“The relations between rhetoric and ethics are disturbing: the ease with which language can be twisted is worrisome, and the fact that our minds accept these perverse games so docilely is no less cause for concern.”

-Octavio Paz, Mexican poet and diplomat.

Words in neon.Words are not, as so many politicians would have you believe, empty containers to be filled at will. Words may have multiple meanings, but those meanings are well-defined. It is a sign of a deceptive mind when words are expediently redefined on-the-fly.

Choosing words wisely is not only the business of writers. Anyone who seeks to build trust, deepen relationships, and strengthen friendships should routinely inspect their words. Am I saying what I mean? Could my words be misinterpreted? Is there a better way to say what I want to say?

No one knew this better than Fred Rogers, the iconic creator of Mister Rogers’ Neighborhood. An article from last year in The Atlantic details how “The TV legend possessed an extraordinary understanding of how kids make sense of language.” According to the piece:

“He insisted that every word, whether spoken by a person or a puppet, be scrutinized closely, because he knew that children–the preschool-age boys and girls who made up the core of his audience–tend to hear things literally.”

Fred Rogers’ exacting approach to language was called “Freddish” behind the scenes. Again, from the piece:

“They later created an illustrated manual called “Let’s Talk About Freddish,” a loving parody of the demanding process of getting all the words just right for Rogers.”

The article goes on to give an example of a simple idea revised nine times to comply with Fred Rogers’ thoughts on clarity in language. Definitely check out the example in the article. It is worth your time.

We live in an age when the concept of the truth is under assault. Phrases like “fake news” and “alternative facts” point towards the ways in which power attempts to undermine language for the purposes of propaganda. We need now to mind our words more than ever.

As Susan Sontag wrote:

“A writer ought not to be an opinion-machine… The writer’s first job is not to have opinions but to tell the truth … and refuse to be an accomplice of lies and misinformation. Literature is the house of nuance and contrariness against the voices of simplification. The job of the writer is to make it harder to believe the mental despoilers.
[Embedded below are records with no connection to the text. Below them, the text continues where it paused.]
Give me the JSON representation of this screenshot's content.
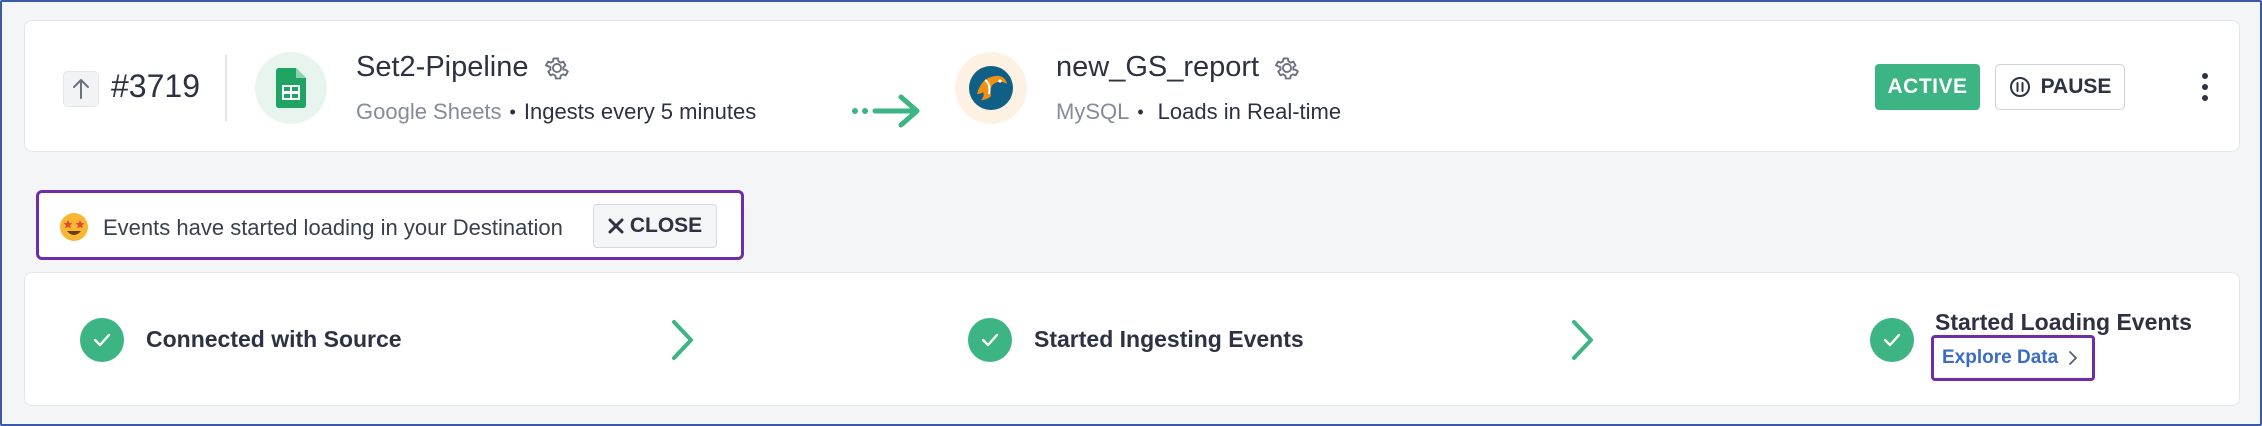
{
  "pipeline": {
    "number": "#3719",
    "source": {
      "name": "Set2-Pipeline",
      "type": "Google Sheets",
      "frequency": "Ingests every 5 minutes",
      "logo_icon": "google-sheets-icon"
    },
    "destination": {
      "name": "new_GS_report",
      "type": "MySQL",
      "frequency": "Loads in Real-time",
      "logo_icon": "mysql-dolphin-icon"
    },
    "status": "ACTIVE",
    "pause_label": "PAUSE",
    "meta_separator": "•"
  },
  "banner": {
    "emoji_icon": "star-struck-emoji-icon",
    "message": "Events have started loading in your Destination",
    "close_label": "CLOSE"
  },
  "steps": [
    {
      "label": "Connected with Source",
      "done": true
    },
    {
      "label": "Started Ingesting Events",
      "done": true
    },
    {
      "label": "Started Loading Events",
      "done": true
    }
  ],
  "explore_link": "Explore Data",
  "colors": {
    "accent_green": "#3cb483",
    "highlight_purple": "#6f2da8",
    "link_blue": "#3a6cc6",
    "text_dark": "#2d3142",
    "text_muted": "#868b99"
  }
}
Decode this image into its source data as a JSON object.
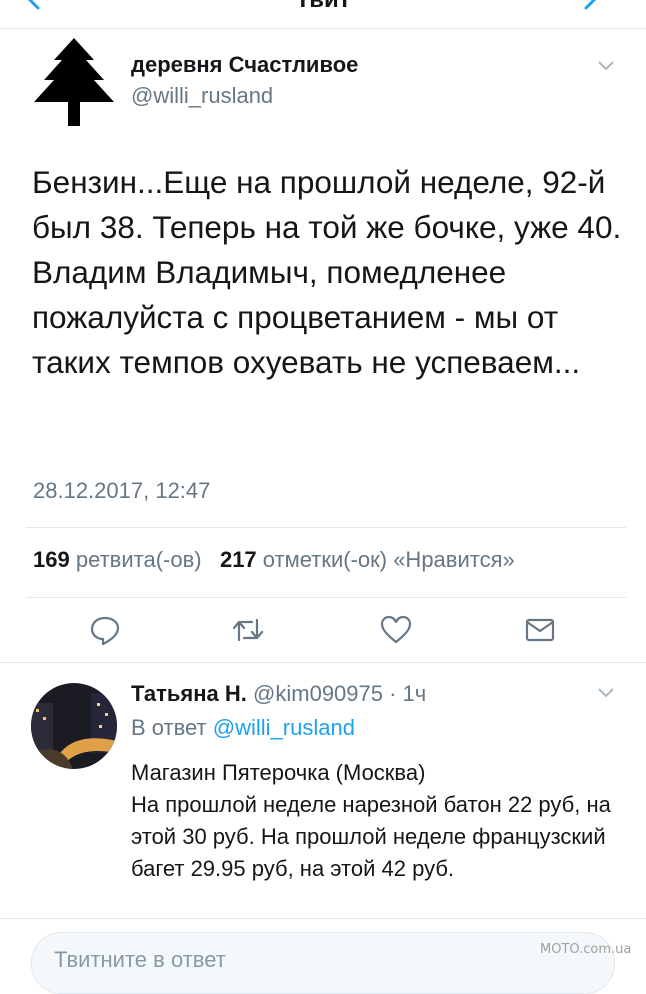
{
  "header": {
    "title": "Твит",
    "back_icon": "chevron-left-icon",
    "forward_icon": "chevron-right-icon"
  },
  "tweet": {
    "avatar_icon": "fir-tree-icon",
    "author_name": "деревня Счастливое",
    "author_handle": "@willi_rusland",
    "text": "Бензин...Еще на прошлой неделе, 92-й был 38. Теперь на той же бочке, уже 40. Владим Владимыч, помедленее пожалуйста с процветанием -  мы от таких темпов охуевать не успеваем...",
    "timestamp": "28.12.2017, 12:47",
    "retweets_count": "169",
    "retweets_label": "ретвита(-ов)",
    "likes_count": "217",
    "likes_label": "отметки(-ок) «Нравится»"
  },
  "actions": [
    "reply-icon",
    "retweet-icon",
    "heart-icon",
    "share-icon"
  ],
  "reply": {
    "author_name": "Татьяна Н.",
    "meta": "@kim090975 · 1ч",
    "in_reply_prefix": "В ответ",
    "in_reply_handle": "@willi_rusland",
    "text": "Магазин Пятерочка (Москва)\nНа прошлой неделе нарезной батон 22 руб, на этой 30 руб. На прошлой неделе  французский багет 29.95 руб, на этой 42 руб."
  },
  "composer": {
    "placeholder": "Твитните в ответ"
  },
  "watermark": "MOTO.com.ua",
  "colors": {
    "accent": "#1da1f2",
    "secondary_text": "#657786",
    "divider": "#e1e8ed"
  }
}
The job of the writer is to make us see the world as it is, full of many different claims and parts and experiences.”

Tags: , ,

Please support the partners who make Tuesday Tactics possible:


Comments are closed.